§ **Records for the exercise**:
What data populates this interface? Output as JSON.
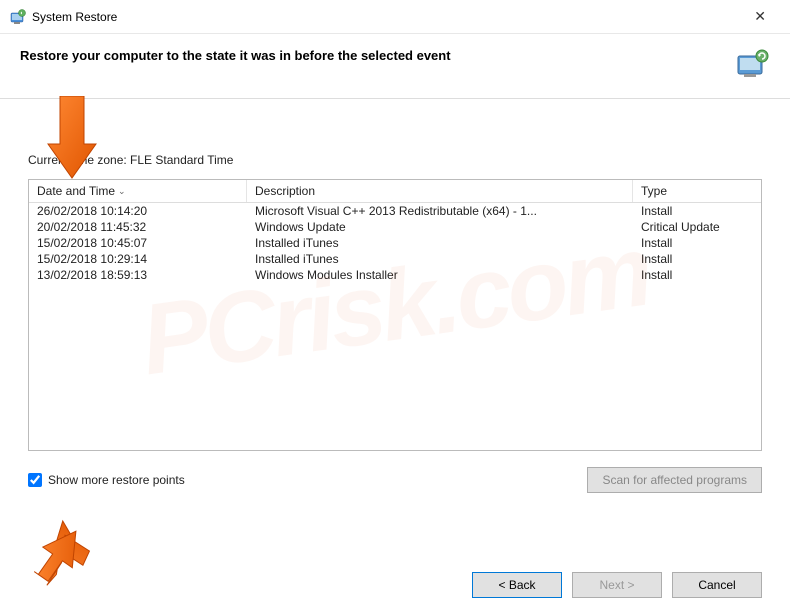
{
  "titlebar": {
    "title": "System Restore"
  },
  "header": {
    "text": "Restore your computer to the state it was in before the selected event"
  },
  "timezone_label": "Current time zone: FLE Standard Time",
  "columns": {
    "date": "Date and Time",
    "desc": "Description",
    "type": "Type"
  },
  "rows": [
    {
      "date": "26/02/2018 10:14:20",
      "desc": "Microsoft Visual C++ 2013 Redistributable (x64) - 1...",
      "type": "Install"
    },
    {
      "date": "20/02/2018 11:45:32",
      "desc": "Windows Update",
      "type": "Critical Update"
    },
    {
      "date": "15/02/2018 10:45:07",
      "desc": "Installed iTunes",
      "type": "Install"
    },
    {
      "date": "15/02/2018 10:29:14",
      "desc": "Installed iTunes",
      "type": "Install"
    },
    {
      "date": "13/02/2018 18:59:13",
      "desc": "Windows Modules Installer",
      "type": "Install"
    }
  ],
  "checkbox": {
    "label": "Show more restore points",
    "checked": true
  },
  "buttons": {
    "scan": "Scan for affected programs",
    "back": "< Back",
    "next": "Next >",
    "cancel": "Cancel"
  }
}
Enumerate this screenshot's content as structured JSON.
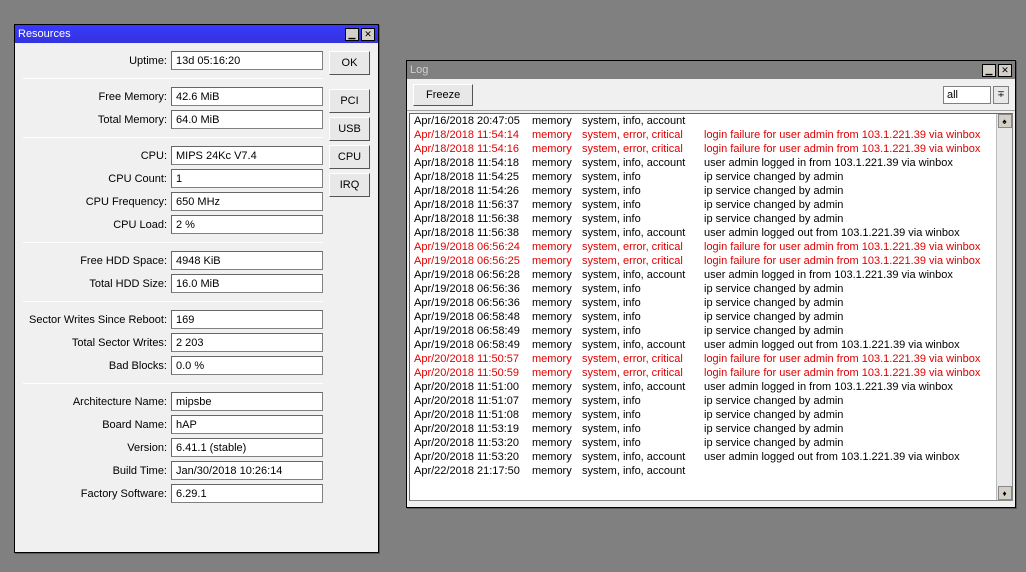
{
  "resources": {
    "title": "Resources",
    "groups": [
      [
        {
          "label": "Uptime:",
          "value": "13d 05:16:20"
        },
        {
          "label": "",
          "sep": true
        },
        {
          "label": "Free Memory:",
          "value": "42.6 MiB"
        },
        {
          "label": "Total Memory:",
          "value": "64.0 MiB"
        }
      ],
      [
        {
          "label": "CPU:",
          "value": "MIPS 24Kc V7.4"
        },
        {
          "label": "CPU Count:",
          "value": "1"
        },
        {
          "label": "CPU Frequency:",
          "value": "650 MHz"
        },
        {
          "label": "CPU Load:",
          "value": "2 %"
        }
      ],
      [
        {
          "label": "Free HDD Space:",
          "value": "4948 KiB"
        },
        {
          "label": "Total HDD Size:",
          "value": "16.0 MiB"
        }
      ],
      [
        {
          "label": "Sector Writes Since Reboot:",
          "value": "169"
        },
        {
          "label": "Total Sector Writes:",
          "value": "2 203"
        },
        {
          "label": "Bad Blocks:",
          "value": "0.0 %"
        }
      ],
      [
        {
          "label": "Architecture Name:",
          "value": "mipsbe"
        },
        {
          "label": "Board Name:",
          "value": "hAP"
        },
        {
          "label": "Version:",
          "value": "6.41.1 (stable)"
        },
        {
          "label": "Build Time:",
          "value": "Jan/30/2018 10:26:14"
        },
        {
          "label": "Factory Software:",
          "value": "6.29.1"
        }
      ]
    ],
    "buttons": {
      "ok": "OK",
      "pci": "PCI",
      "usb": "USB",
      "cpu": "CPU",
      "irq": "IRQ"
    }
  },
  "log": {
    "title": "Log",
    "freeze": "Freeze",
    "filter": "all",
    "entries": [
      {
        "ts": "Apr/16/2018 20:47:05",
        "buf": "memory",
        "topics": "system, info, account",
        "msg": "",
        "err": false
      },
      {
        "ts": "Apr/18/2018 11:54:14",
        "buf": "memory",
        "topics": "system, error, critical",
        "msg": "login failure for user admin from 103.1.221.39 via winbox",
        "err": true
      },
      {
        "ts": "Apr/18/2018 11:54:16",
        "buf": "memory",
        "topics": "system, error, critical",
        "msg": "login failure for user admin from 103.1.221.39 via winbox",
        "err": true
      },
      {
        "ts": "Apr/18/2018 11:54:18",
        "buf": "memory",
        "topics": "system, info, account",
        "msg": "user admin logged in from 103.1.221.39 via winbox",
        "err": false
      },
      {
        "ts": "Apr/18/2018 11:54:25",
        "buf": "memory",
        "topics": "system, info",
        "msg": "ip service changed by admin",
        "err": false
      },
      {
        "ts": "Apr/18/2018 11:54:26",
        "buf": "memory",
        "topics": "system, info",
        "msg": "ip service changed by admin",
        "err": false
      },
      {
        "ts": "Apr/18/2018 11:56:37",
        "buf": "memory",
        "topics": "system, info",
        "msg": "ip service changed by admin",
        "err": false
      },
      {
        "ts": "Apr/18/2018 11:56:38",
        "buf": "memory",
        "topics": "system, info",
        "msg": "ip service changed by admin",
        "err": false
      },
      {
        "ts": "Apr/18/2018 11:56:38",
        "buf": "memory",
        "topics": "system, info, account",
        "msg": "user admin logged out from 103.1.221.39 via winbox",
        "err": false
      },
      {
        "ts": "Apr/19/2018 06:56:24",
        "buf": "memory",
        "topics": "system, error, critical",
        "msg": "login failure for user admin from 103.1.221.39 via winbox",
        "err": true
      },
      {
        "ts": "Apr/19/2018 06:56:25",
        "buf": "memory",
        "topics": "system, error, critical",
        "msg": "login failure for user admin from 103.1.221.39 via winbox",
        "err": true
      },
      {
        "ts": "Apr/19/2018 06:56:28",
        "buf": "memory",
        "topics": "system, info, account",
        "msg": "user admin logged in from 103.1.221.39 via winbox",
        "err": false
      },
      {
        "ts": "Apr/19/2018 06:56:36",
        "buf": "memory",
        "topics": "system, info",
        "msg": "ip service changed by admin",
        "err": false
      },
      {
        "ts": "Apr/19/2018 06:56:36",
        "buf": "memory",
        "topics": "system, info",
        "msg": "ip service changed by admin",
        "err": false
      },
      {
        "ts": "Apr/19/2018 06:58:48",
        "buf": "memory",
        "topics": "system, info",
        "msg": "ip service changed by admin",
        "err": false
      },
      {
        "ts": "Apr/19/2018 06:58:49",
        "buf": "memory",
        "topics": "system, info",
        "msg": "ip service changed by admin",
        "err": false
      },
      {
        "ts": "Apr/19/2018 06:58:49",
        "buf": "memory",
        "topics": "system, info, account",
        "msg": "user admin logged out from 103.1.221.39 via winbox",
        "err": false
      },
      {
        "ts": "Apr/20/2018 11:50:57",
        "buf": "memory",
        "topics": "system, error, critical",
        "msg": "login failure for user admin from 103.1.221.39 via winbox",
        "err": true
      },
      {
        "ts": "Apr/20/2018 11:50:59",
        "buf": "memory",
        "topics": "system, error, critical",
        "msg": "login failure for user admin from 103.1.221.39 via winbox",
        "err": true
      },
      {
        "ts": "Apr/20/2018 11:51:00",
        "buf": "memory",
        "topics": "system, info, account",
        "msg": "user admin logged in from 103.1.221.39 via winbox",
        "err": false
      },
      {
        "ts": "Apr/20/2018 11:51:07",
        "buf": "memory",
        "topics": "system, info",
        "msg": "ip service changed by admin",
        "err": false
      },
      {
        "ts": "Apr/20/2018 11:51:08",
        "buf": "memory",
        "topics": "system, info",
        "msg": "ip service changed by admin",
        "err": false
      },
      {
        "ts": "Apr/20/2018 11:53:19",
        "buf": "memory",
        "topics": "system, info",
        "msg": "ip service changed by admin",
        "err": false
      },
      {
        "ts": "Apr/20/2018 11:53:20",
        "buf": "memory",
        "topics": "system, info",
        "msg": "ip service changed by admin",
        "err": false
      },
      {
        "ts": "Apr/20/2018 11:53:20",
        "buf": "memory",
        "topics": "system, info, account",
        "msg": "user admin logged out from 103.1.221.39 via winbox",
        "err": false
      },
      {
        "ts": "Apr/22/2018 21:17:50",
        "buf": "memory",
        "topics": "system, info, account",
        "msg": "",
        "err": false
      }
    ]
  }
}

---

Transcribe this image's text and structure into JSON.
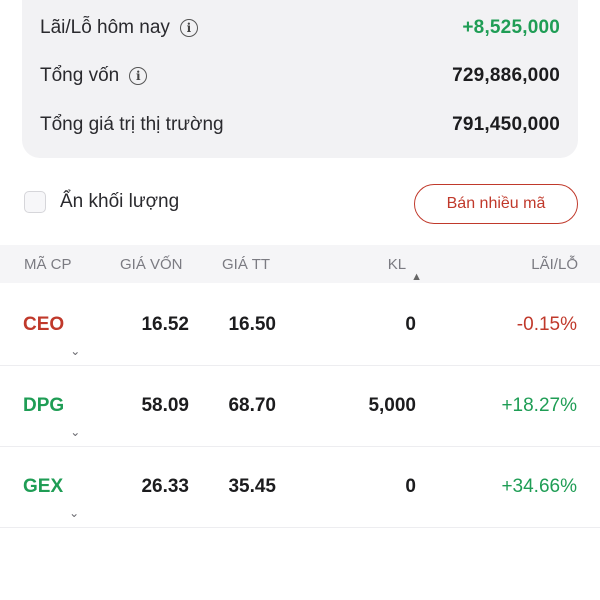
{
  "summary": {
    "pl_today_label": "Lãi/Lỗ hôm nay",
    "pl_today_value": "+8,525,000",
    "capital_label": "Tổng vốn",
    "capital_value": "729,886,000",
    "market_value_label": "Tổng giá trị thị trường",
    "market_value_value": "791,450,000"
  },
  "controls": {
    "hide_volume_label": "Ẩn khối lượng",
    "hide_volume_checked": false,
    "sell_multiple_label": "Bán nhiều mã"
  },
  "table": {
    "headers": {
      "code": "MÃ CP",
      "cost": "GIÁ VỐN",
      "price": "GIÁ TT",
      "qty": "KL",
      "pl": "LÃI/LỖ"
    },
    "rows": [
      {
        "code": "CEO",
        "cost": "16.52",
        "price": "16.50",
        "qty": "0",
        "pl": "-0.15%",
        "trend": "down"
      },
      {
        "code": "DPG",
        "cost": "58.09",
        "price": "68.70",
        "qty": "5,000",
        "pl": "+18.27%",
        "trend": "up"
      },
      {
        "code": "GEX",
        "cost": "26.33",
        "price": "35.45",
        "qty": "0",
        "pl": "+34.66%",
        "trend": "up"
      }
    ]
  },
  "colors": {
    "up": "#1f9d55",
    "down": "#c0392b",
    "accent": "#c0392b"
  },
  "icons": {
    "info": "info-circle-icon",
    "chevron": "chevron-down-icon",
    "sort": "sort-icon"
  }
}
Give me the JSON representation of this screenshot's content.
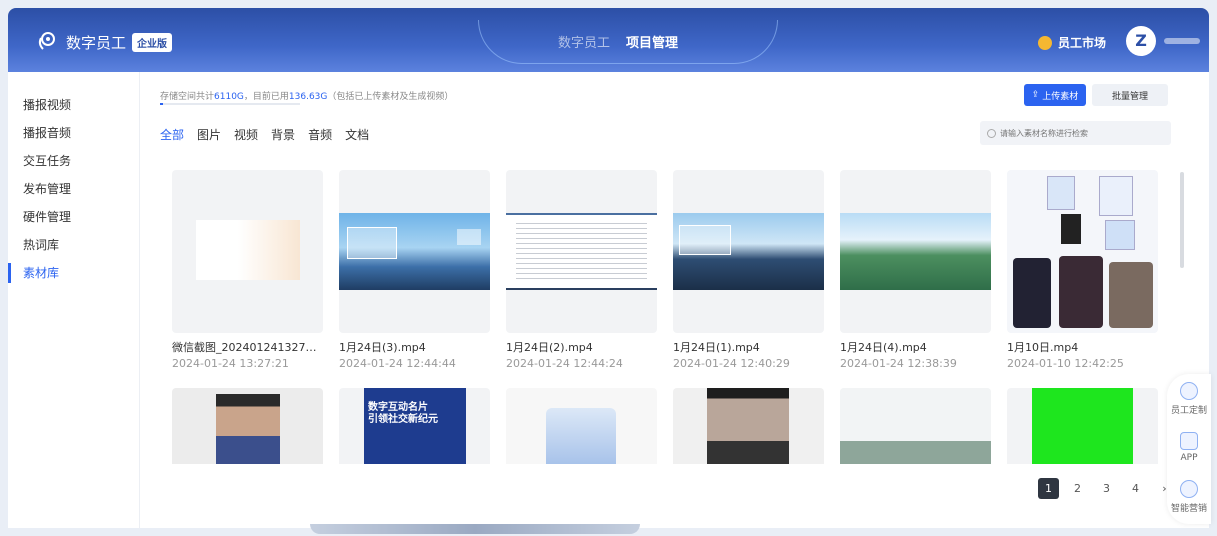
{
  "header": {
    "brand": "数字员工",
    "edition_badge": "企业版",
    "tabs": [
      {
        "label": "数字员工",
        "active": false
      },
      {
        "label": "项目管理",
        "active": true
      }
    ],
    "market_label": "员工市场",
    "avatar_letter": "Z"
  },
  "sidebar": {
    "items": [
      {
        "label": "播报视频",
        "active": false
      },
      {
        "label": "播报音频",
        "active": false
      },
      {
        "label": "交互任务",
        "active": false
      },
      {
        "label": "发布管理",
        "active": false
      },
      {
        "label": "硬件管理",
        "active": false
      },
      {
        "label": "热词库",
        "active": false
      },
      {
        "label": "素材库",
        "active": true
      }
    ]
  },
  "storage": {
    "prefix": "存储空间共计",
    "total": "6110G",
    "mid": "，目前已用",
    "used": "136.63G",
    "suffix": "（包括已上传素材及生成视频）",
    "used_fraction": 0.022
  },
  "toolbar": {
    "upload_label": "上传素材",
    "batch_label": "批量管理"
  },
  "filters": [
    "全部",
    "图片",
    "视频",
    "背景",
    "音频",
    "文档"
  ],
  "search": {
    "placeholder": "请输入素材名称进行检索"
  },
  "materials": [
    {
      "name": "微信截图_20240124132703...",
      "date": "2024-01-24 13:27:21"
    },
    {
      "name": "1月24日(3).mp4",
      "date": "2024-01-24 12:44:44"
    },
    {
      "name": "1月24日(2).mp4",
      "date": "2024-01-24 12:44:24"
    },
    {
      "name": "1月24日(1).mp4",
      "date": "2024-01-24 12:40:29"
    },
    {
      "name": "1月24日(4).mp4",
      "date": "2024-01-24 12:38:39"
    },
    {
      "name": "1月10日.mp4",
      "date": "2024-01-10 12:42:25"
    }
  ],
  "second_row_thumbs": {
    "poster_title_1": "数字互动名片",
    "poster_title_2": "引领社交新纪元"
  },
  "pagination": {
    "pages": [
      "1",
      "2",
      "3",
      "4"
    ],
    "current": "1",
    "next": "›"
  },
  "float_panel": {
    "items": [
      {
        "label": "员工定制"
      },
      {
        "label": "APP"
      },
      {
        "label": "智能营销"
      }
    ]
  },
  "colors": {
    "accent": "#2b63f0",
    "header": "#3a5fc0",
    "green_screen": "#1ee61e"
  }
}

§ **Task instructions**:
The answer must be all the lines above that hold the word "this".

§ **Answer for the task**:
What data populates this interface? Output as JSON.
Enumerate this screenshot's content as structured JSON.
Transcribe this image's text and structure into JSON.
Give me the JSON representation of this screenshot's content.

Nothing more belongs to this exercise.